Component data from apps and pages:
▼

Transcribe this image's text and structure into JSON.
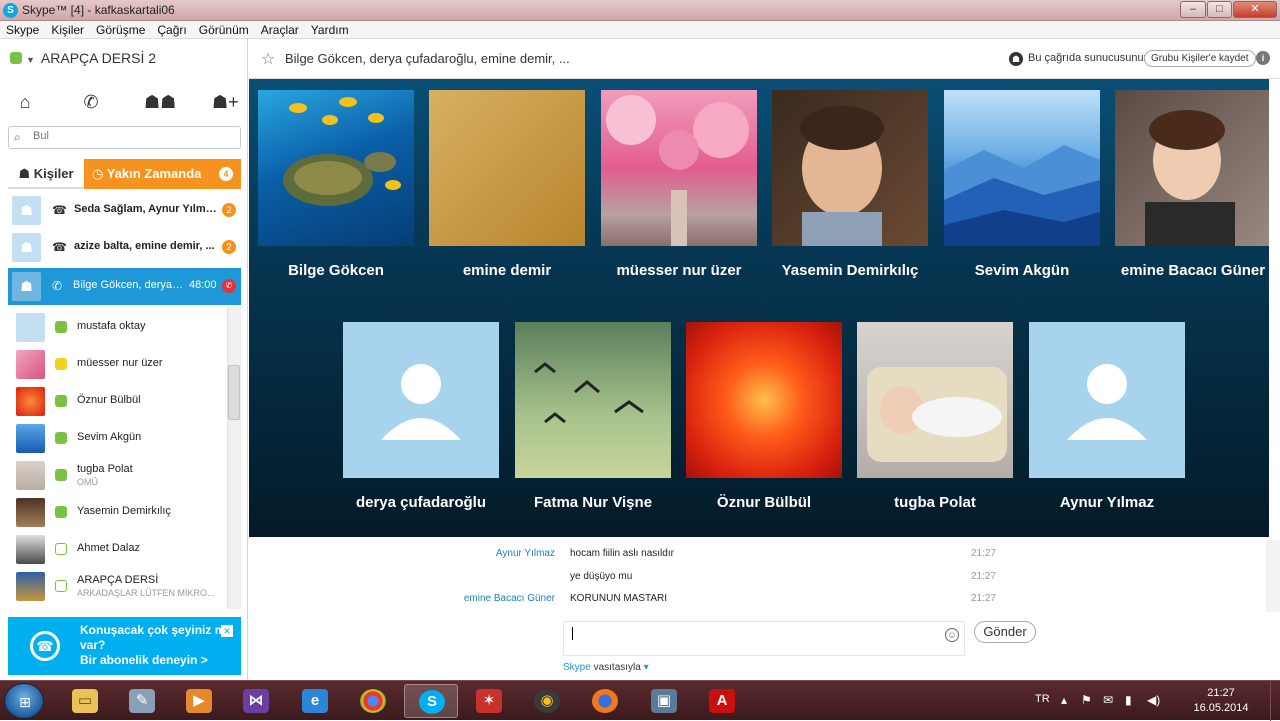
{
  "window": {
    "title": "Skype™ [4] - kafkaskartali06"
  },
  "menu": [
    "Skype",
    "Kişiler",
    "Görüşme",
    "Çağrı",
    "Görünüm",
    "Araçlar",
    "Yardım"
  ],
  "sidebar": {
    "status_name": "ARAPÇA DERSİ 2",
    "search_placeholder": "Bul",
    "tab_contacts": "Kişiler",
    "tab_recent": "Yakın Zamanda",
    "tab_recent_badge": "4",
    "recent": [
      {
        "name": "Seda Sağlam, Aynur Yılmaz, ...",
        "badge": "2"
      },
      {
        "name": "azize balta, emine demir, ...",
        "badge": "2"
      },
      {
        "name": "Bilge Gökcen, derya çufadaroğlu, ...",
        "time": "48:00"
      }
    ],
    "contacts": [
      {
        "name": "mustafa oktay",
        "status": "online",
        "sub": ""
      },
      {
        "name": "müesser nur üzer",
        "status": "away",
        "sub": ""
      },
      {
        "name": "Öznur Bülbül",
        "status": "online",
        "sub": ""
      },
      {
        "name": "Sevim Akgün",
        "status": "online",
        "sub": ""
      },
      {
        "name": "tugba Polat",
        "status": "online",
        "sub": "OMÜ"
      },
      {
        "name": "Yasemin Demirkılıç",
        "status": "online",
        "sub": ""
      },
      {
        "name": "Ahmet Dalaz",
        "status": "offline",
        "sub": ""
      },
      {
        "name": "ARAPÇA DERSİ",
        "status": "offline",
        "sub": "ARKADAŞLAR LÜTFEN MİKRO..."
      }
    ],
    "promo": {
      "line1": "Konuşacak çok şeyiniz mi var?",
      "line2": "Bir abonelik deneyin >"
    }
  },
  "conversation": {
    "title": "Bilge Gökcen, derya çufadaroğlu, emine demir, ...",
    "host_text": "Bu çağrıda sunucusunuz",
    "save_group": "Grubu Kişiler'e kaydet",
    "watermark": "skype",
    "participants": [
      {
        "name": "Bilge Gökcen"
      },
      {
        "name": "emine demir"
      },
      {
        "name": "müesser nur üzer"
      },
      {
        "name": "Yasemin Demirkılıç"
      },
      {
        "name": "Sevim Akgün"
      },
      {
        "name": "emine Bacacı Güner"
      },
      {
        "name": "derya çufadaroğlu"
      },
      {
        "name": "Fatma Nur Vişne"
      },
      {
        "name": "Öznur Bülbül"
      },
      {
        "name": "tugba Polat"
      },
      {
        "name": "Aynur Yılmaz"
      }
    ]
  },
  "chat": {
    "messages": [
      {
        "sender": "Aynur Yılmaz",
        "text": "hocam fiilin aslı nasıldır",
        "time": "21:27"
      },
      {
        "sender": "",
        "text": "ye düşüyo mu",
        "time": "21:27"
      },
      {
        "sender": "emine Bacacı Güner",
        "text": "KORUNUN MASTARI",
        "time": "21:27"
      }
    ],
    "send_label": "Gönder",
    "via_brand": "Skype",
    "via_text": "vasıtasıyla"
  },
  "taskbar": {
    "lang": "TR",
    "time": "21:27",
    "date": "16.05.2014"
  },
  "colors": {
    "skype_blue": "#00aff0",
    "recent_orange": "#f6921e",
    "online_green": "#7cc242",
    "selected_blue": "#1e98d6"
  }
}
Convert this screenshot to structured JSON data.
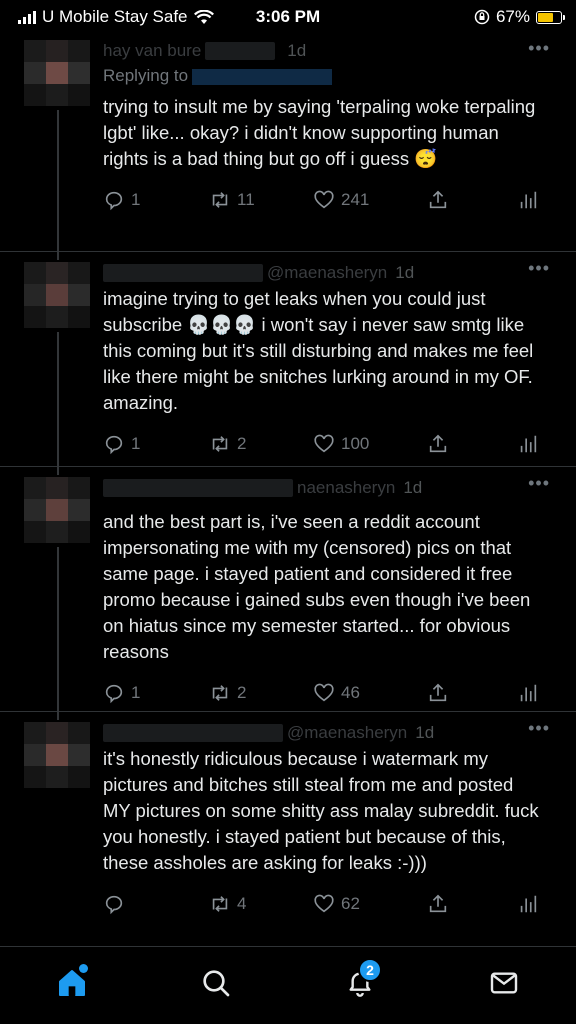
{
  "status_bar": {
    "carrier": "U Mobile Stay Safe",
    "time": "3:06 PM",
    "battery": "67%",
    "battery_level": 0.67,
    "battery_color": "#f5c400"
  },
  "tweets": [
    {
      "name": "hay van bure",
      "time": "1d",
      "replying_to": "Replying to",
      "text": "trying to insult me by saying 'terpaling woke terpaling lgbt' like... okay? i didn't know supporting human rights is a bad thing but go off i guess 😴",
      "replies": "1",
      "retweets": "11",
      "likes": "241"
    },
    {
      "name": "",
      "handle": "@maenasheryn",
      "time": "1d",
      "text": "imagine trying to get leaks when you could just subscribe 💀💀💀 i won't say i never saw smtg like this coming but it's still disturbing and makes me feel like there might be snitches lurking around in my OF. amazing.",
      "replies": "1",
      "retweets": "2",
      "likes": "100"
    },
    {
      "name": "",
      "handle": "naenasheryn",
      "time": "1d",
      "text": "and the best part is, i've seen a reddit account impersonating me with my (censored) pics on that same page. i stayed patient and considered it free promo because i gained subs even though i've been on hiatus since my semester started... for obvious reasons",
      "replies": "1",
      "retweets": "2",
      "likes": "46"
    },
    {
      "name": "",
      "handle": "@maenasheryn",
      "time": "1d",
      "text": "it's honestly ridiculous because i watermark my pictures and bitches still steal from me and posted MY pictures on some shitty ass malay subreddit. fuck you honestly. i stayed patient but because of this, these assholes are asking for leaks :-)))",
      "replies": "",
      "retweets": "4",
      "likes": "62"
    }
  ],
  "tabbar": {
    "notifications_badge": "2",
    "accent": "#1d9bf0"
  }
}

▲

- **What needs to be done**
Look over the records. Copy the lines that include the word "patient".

- **Output of the task**
      "text": "and the best part is, i've seen a reddit account impersonating me with my (censored) pics on that same page. i stayed patient and considered it free promo because i gained subs even though i've been on hiatus since my semester started... for obvious reasons",
      "text": "it's honestly ridiculous because i watermark my pictures and bitches still steal from me and posted MY pictures on some shitty ass malay subreddit. fuck you honestly. i stayed patient but because of this, these assholes are asking for leaks :-)))",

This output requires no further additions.